It has been a few weeks since Bubulle started bubbling in his glass jar. I have not made the baguettes yet (still hoping Bubulle would be more active; it has been quite cold here)... but I did make a few loaves of bread using the easy 1.2.3 recipe from Makanai (recipe that Clotilde also uses for some of her breads if you want an English website).  And we all got a Ta-Da moment with this white boule. My husband loved it! He could not stop eating this bread. He was saying how great it would be to have really good cheese or pâtés to eat it with. Fortunately, we had Nutella and good butter!
Since then, it has been some sort of an obsession hobby...My two-year-old knows what the pâte is or what the flexible scrapper is for!  He is also very happy to see a new loaf come out of the oven!! I am always trying to make more breads or finding new ways to use my starter. I am reading more on the subject (see note). I freeze whatever extra bread I make to eat for breakfast or to have bread "on hand" for the days when I don't manage to find the time to make bread. It's less time consuming that I thought it was going to be. It's easy; it does require a little bit of planning but you have ways "out" if you can not use your starter when it's ready to be used...  It has been the start of what I hope is going to be a great experience. The only people who are not happy must be the boulanger where we got our breads before! If you are tempted, I would strongly encourage you to try and not give up! I'll let you know how my baguettes turn out! Bon Appétit!

From the 1.2.3 recipe from Makanai.
- 200 gr (7oz) of fresh sourdough starter (100% hydration)
- 400 gr (14oz) water
- 600 gr (21oz) organic white bread flour
- 12 gr (o.4oz) salt

  • In a stand mixer, mix in the fresh sourdough starter with water and approximately 75gr of flour. Mix well on medium speed until it bubbles, approximately 2-3 minutes.
  • Add the remaining flour and mix for about 1 minute until the flour is 'wet'. Set aside for 30 minutes (it's the autolysis process)
  • After 30 minutes, using the stand mixer, knead the bread for about 6 minutes on low speed.
  • Transfer the dough into a lightly oiled bowl. Cover with a towel and let it rise until double in size. I generally wait for about 8 hours. During this process, I try to come and fold the dough onto itself with a flexible scraper, so as to incorporate more air in the dough.
  • Take the dough out of the bowl, fold it in three (like an letter in an envelop), turn 1/4 turn and fold in three again.
  • Cover a Cocotte (or Duch oven) with parchment paper and place the dough facing down in the cocotte. Cover with the towel again.
  • Let it rise again for about 2-3 hours.
  • Score the bread with a sharp knife.
  • Put in a COLD oven at 425F for one hour. 
  • Let cool on a rack.

Personal comments:
  • I generally feed my starter the night before so that I can start making the bread in the morning . It's ready to cook in the evening of that day.
  • I use grey sea salt from France
  • If you want to read more, I strongly advise the following sites (some are in English). You can also find videos on YouTube on how to make your own starter from scratch.

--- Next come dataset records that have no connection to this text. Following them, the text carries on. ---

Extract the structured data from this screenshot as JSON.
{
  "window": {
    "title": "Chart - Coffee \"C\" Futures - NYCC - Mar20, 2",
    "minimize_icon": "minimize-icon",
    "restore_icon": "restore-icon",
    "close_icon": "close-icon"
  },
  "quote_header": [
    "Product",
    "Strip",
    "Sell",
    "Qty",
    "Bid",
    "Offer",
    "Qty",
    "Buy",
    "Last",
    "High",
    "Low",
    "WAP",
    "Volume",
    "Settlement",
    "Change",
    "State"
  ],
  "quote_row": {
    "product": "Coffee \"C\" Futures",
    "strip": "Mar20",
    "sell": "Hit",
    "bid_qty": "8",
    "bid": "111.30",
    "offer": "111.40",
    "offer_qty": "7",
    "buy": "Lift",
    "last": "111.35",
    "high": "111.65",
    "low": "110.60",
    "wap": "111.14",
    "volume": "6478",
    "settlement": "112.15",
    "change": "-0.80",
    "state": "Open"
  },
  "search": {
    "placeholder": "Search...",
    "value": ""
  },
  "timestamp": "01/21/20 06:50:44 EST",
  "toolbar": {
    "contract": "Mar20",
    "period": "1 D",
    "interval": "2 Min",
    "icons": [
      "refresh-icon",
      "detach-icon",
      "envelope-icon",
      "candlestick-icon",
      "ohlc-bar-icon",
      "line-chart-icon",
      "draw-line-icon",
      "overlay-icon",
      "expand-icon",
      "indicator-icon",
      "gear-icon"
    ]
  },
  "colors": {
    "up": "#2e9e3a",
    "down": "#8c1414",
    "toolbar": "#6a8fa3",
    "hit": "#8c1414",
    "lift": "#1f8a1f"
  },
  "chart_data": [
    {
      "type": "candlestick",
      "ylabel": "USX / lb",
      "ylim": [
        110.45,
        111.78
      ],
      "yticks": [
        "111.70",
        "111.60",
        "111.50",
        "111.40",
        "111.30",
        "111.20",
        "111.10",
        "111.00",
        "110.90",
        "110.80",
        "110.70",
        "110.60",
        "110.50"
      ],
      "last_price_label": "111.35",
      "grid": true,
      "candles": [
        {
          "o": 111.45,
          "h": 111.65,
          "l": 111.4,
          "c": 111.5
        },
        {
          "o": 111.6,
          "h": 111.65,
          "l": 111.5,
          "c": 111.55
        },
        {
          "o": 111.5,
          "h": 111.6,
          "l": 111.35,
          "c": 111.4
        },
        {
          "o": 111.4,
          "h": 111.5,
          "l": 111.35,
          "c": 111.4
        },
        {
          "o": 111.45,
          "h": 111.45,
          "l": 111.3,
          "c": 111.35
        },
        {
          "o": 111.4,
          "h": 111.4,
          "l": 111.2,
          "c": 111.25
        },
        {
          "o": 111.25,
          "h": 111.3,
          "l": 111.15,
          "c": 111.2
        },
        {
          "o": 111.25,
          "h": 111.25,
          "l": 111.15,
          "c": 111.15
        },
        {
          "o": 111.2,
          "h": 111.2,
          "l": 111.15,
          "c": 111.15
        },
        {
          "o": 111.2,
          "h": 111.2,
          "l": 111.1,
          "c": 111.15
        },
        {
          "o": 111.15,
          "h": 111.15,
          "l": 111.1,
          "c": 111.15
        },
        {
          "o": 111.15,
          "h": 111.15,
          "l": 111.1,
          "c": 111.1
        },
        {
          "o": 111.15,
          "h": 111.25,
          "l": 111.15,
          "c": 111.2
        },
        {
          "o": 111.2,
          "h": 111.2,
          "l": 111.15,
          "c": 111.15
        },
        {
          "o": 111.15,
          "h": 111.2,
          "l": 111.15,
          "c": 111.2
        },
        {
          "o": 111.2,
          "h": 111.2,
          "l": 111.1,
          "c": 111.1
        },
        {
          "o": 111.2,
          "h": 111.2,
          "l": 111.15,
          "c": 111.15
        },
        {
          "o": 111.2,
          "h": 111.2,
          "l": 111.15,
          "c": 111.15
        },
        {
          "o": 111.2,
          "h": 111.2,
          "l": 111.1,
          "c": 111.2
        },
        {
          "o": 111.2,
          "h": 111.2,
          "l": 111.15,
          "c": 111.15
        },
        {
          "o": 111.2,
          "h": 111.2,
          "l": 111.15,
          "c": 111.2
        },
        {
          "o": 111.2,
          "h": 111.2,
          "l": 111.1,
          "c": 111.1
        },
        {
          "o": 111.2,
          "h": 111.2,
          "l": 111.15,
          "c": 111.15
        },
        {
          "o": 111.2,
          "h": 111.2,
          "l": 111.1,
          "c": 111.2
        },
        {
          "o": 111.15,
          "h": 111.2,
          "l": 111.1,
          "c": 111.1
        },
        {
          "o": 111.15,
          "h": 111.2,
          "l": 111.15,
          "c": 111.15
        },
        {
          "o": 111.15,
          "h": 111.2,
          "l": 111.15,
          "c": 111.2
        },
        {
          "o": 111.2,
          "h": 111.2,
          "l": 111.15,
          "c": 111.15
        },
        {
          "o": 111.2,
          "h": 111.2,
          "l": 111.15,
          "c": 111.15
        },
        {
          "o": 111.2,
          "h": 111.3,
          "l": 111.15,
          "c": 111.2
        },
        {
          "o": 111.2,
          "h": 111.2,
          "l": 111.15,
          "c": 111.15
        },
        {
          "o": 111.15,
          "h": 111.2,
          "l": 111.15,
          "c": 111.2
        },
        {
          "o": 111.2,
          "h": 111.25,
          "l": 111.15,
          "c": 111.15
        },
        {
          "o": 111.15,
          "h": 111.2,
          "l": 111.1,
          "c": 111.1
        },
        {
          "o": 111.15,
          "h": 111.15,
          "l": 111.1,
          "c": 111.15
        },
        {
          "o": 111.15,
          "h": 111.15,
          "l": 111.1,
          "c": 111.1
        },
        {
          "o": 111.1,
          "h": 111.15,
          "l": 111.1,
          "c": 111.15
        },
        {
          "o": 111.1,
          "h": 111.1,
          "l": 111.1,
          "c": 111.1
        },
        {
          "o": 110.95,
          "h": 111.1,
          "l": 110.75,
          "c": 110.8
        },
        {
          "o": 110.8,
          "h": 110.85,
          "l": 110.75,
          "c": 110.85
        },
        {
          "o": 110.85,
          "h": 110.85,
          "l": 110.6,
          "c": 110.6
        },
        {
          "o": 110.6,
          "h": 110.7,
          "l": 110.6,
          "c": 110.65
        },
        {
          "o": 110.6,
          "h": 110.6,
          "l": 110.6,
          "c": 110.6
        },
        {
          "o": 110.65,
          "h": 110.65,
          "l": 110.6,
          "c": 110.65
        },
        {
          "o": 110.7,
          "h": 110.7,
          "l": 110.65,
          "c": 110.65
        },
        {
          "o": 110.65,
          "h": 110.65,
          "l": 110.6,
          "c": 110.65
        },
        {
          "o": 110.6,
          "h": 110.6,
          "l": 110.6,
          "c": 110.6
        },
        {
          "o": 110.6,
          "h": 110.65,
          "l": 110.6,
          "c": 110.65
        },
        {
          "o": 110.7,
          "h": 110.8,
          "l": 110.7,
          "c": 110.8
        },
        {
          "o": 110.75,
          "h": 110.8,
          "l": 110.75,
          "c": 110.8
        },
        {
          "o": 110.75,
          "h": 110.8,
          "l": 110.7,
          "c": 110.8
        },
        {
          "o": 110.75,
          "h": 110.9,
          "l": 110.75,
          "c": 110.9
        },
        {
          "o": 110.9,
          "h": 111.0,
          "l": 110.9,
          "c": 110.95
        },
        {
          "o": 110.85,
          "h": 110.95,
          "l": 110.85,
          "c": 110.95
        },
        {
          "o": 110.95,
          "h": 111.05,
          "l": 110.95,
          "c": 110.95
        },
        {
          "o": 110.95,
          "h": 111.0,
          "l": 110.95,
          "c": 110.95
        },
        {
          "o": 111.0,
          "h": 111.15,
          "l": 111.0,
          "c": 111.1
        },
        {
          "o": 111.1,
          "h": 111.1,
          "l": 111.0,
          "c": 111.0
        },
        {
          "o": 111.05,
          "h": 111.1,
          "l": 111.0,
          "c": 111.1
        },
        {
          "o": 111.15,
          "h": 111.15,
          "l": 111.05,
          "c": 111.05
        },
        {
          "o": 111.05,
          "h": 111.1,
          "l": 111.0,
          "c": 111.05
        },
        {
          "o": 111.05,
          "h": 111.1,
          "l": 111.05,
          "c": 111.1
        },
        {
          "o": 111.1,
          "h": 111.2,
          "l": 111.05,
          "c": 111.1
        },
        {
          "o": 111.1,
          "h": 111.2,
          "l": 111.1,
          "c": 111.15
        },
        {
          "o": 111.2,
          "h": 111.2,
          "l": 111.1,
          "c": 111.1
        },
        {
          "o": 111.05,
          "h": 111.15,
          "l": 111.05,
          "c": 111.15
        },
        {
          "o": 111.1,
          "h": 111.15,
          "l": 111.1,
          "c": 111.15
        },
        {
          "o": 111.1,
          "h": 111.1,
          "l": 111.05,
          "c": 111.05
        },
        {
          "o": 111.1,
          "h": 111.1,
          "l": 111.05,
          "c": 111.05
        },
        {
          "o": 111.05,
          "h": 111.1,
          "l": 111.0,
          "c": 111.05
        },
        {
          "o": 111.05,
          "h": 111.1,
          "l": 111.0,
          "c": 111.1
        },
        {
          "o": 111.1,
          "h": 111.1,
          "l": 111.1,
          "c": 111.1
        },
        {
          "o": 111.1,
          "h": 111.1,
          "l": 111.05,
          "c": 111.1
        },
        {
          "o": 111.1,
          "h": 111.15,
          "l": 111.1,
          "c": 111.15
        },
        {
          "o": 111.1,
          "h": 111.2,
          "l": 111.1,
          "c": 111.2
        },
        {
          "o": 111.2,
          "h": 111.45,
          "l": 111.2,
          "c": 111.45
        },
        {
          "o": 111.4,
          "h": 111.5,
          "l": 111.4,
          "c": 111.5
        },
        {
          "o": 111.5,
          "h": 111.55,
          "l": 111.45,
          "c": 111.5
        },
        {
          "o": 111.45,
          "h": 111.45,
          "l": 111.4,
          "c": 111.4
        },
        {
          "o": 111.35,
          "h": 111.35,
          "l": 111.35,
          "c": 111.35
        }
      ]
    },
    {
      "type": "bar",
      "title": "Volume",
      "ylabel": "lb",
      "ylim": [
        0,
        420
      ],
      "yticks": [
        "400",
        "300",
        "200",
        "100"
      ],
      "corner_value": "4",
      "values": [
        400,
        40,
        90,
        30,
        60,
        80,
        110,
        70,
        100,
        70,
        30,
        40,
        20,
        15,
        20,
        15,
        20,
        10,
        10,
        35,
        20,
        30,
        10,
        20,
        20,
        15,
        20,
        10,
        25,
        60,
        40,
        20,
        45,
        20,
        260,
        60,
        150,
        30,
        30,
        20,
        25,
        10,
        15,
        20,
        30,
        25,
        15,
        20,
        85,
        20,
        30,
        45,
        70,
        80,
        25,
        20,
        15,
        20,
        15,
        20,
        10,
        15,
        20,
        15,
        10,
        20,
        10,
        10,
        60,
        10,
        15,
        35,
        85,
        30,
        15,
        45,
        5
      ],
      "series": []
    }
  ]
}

  1. what's sourdough starter?
    looks fabulous - nothing like we can make in this nasty weather - i think we need a humid free room to bake a decent loaf of bread...

  2. I am impressed. Well done.

  3. Sourdough or levain in French, is a natural leavening agent that is used instead of yeast to rise dough. To make your starter, you mix flour and water together and you let is sit in the open air for a few days. This enables natural fungus and bacteria to form. The fungus or yeast that form inhibit the bad bacteria, making the starter safe to use in baking.

  4. If you have not read Jeffrey Steingarten's very funny account of starting a sourdough starter, you should really check it out. It appears in the essay collection "The Man who Ate Everything". I think you will appreciate it. Si tu ne trouves pas, je te le passerai quand on se voit en mai!